Content starts
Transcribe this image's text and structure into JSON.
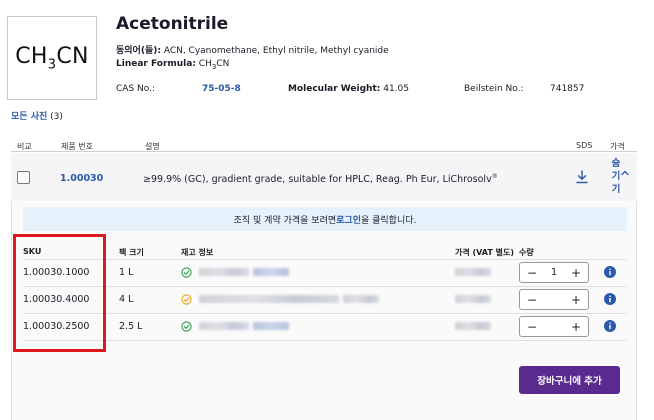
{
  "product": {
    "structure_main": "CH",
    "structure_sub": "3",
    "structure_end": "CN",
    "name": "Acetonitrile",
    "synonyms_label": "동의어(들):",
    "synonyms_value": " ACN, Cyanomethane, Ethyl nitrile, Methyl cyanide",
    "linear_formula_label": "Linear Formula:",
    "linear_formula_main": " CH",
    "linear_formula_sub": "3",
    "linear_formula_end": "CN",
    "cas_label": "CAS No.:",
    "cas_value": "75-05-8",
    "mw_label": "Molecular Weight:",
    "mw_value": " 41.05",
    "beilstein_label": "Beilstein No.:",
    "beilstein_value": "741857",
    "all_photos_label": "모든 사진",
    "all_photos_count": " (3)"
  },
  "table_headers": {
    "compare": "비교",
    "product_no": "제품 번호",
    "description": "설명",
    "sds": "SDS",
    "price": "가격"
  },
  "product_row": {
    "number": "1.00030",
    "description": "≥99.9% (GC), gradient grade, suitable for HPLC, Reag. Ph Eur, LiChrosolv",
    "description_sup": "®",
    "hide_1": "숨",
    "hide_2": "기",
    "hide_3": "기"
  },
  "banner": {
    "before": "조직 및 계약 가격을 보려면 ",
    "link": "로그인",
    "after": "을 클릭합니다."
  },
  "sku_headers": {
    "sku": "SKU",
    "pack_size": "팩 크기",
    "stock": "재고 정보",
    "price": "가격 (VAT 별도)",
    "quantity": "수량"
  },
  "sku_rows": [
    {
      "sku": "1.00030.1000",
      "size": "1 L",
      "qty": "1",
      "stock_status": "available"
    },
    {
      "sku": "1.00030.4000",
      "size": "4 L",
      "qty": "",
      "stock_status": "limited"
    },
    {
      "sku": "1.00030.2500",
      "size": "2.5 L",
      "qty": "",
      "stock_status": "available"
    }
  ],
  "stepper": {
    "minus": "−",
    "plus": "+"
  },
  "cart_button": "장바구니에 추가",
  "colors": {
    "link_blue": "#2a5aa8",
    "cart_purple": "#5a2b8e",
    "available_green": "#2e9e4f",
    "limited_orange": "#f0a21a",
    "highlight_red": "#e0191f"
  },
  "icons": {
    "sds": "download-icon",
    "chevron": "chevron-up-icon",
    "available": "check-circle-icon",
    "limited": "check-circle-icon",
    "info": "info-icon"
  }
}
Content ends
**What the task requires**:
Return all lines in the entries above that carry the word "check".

**Final answer**:
    "available": "check-circle-icon",
    "limited": "check-circle-icon",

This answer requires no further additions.